* ACTIVITY
Take each line of the listing that has the string "this" and report it.

* LISTED ENTRIES

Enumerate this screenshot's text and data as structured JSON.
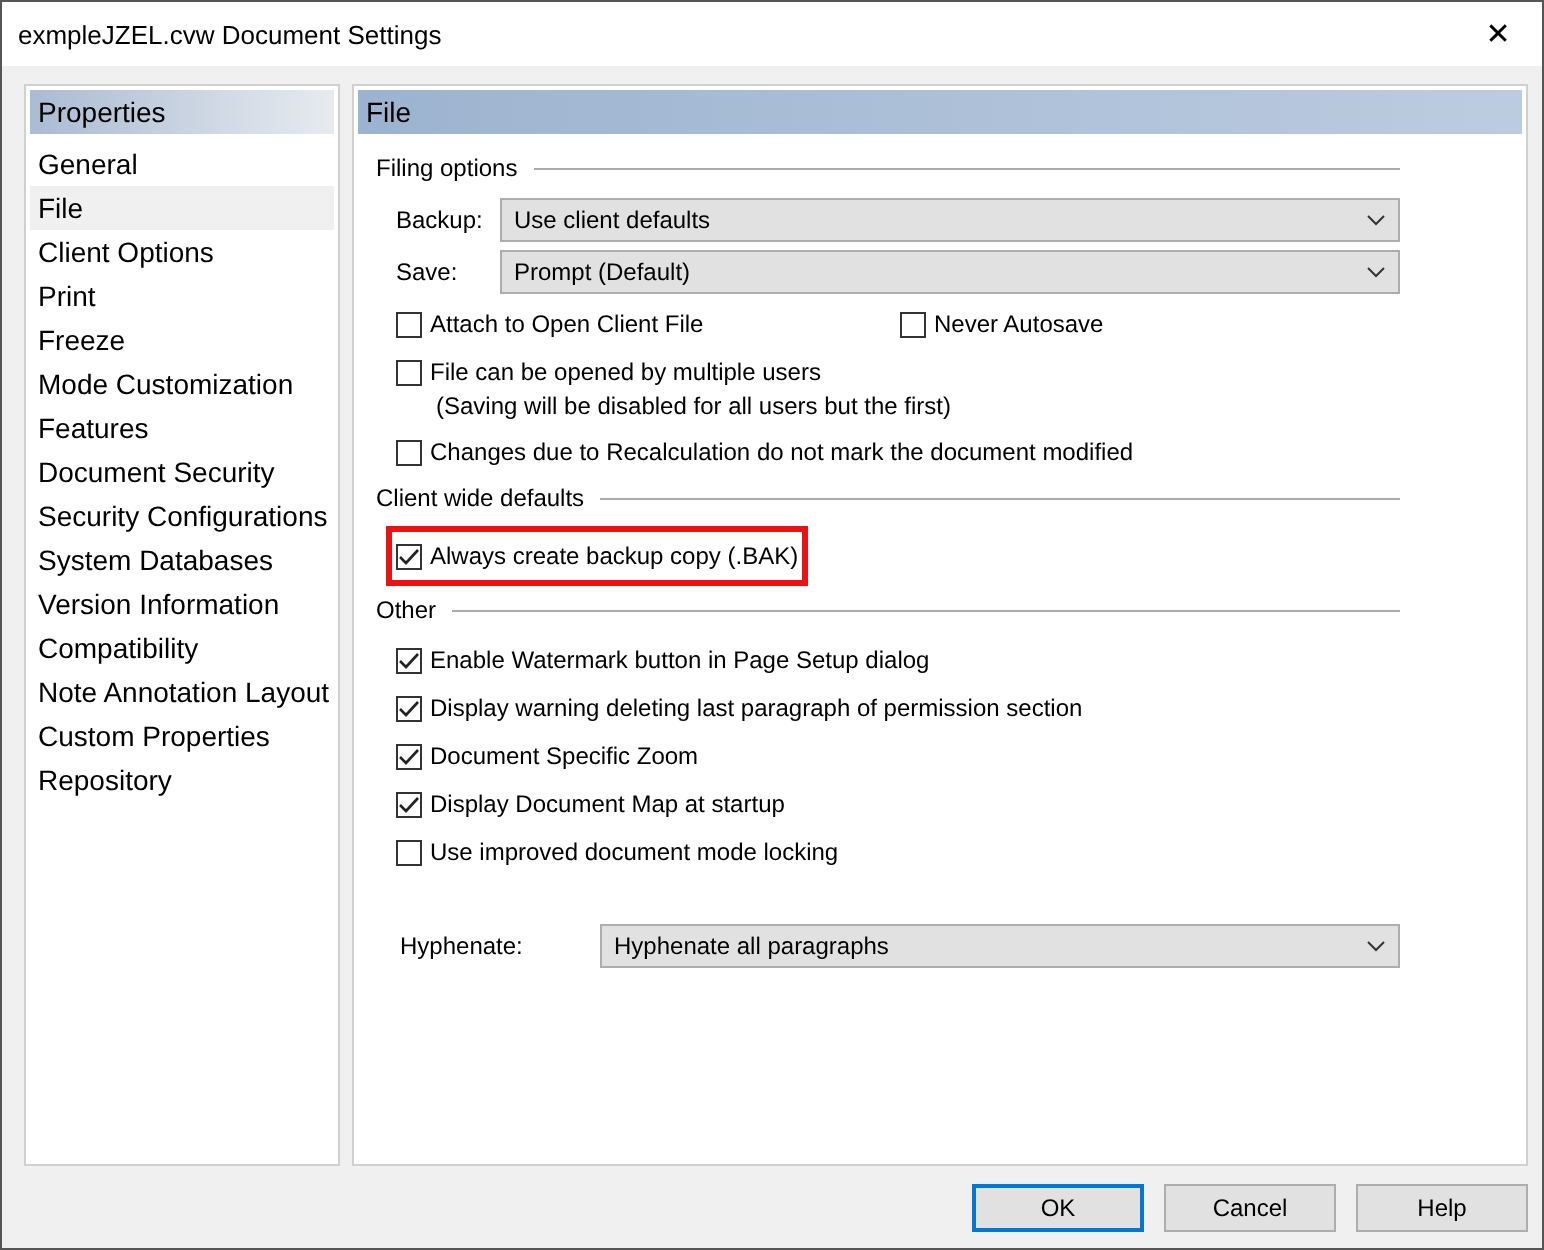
{
  "window": {
    "title": "exmpleJZEL.cvw Document Settings",
    "close": "✕"
  },
  "sidebar": {
    "title": "Properties",
    "items": [
      {
        "label": "General",
        "selected": false
      },
      {
        "label": "File",
        "selected": true
      },
      {
        "label": "Client Options",
        "selected": false
      },
      {
        "label": "Print",
        "selected": false
      },
      {
        "label": "Freeze",
        "selected": false
      },
      {
        "label": "Mode Customization",
        "selected": false
      },
      {
        "label": "Features",
        "selected": false
      },
      {
        "label": "Document Security",
        "selected": false
      },
      {
        "label": "Security Configurations",
        "selected": false
      },
      {
        "label": "System Databases",
        "selected": false
      },
      {
        "label": "Version Information",
        "selected": false
      },
      {
        "label": "Compatibility",
        "selected": false
      },
      {
        "label": "Note Annotation Layout",
        "selected": false
      },
      {
        "label": "Custom Properties",
        "selected": false
      },
      {
        "label": "Repository",
        "selected": false
      }
    ]
  },
  "panel": {
    "title": "File",
    "sections": [
      {
        "title": "Filing options",
        "items": [
          {
            "kind": "dropdown",
            "label": "Backup:",
            "value": "Use client defaults"
          },
          {
            "kind": "dropdown",
            "label": "Save:",
            "value": "Prompt (Default)"
          },
          {
            "kind": "pair",
            "options": [
              {
                "label": "Attach to Open Client File",
                "checked": false
              },
              {
                "label": "Never Autosave",
                "checked": false
              }
            ]
          },
          {
            "kind": "checkbox",
            "label": "File can be opened by multiple users",
            "note": "(Saving will be disabled for all users but the first)",
            "checked": false
          },
          {
            "kind": "checkbox",
            "label": "Changes due to Recalculation do not mark the document modified",
            "checked": false
          }
        ]
      },
      {
        "title": "Client wide defaults",
        "items": [
          {
            "kind": "checkbox",
            "label": "Always create backup copy (.BAK)",
            "checked": true,
            "highlighted": true
          }
        ]
      },
      {
        "title": "Other",
        "items": [
          {
            "kind": "checkbox",
            "label": "Enable Watermark button in Page Setup dialog",
            "checked": true
          },
          {
            "kind": "checkbox",
            "label": "Display warning deleting last paragraph of permission section",
            "checked": true
          },
          {
            "kind": "checkbox",
            "label": "Document Specific Zoom",
            "checked": true
          },
          {
            "kind": "checkbox",
            "label": "Display Document Map at startup",
            "checked": true
          },
          {
            "kind": "checkbox",
            "label": "Use improved document mode locking",
            "checked": false
          }
        ]
      }
    ],
    "hyphenate": {
      "label": "Hyphenate:",
      "value": "Hyphenate all paragraphs"
    }
  },
  "buttons": [
    {
      "label": "OK",
      "default": true
    },
    {
      "label": "Cancel",
      "default": false
    },
    {
      "label": "Help",
      "default": false
    }
  ]
}
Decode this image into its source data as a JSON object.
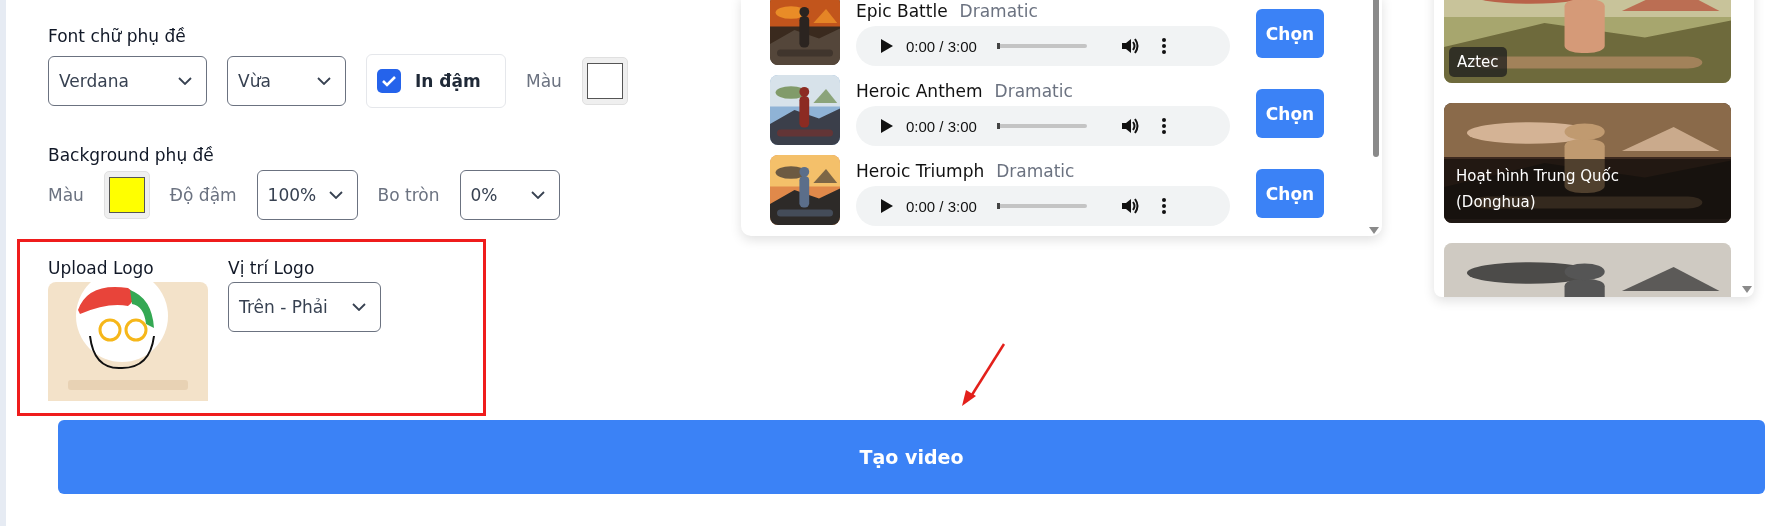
{
  "subtitle_font": {
    "label": "Font chữ phụ đề",
    "family": {
      "value": "Verdana"
    },
    "size": {
      "value": "Vừa"
    },
    "bold": {
      "label": "In đậm",
      "checked": true
    },
    "color_label": "Màu",
    "color": "#ffffff"
  },
  "subtitle_background": {
    "label": "Background phụ đề",
    "color_label": "Màu",
    "color": "#ffff00",
    "opacity_label": "Độ đậm",
    "opacity": {
      "value": "100%"
    },
    "radius_label": "Bo tròn",
    "radius": {
      "value": "0%"
    }
  },
  "logo": {
    "upload_label": "Upload Logo",
    "image": {
      "kind": "picture"
    },
    "position_label": "Vị trí Logo",
    "position": {
      "value": "Trên - Phải"
    }
  },
  "music_tracks": [
    {
      "title": "Epic Battle",
      "genre": "Dramatic",
      "time": "0:00 / 3:00",
      "level": 0,
      "button": "Chọn"
    },
    {
      "title": "Heroic Anthem",
      "genre": "Dramatic",
      "time": "0:00 / 3:00",
      "level": 0,
      "button": "Chọn"
    },
    {
      "title": "Heroic Triumph",
      "genre": "Dramatic",
      "time": "0:00 / 3:00",
      "level": 0,
      "button": "Chọn"
    }
  ],
  "styles": [
    {
      "kind": "picture",
      "caption": "Aztec"
    },
    {
      "kind": "picture",
      "caption": "Hoạt hình Trung Quốc (Donghua)"
    },
    {
      "kind": "picture"
    }
  ],
  "create_button": "Tạo video"
}
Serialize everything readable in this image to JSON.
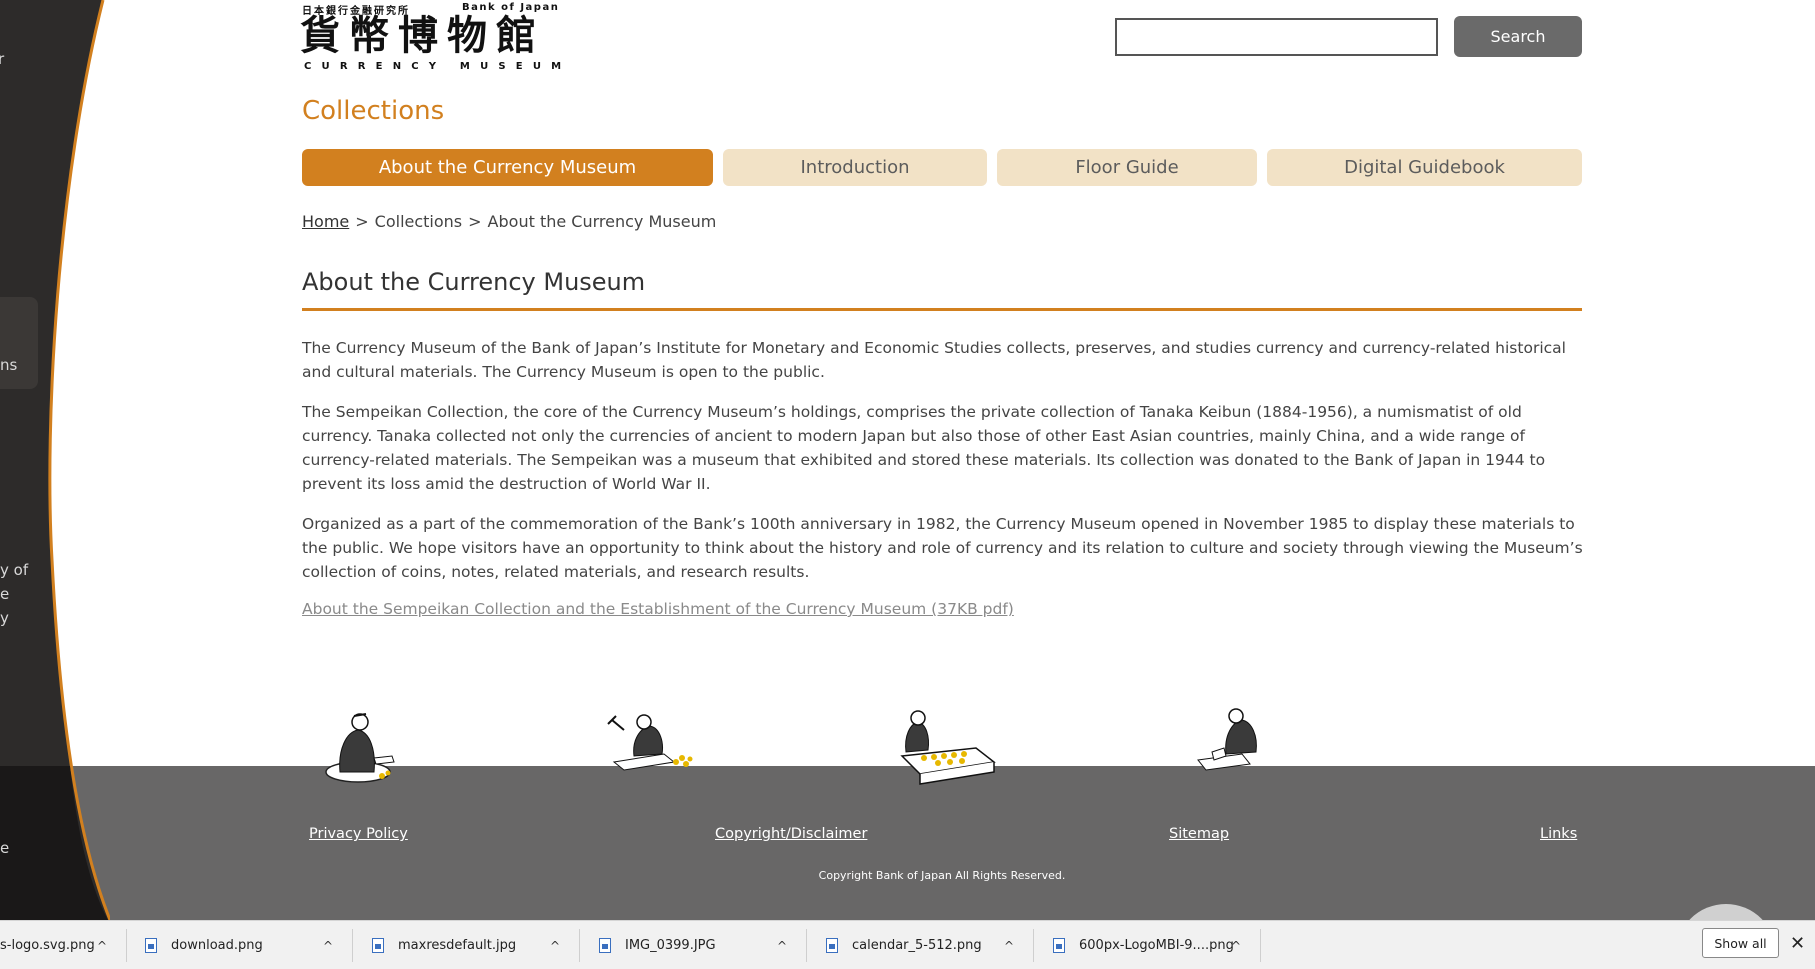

* YOUR SOLUTION
Enumerate this screenshot's text and data as structured JSON.
Decode this image into its source data as a JSON object.
Serialize everything readable in this image to JSON.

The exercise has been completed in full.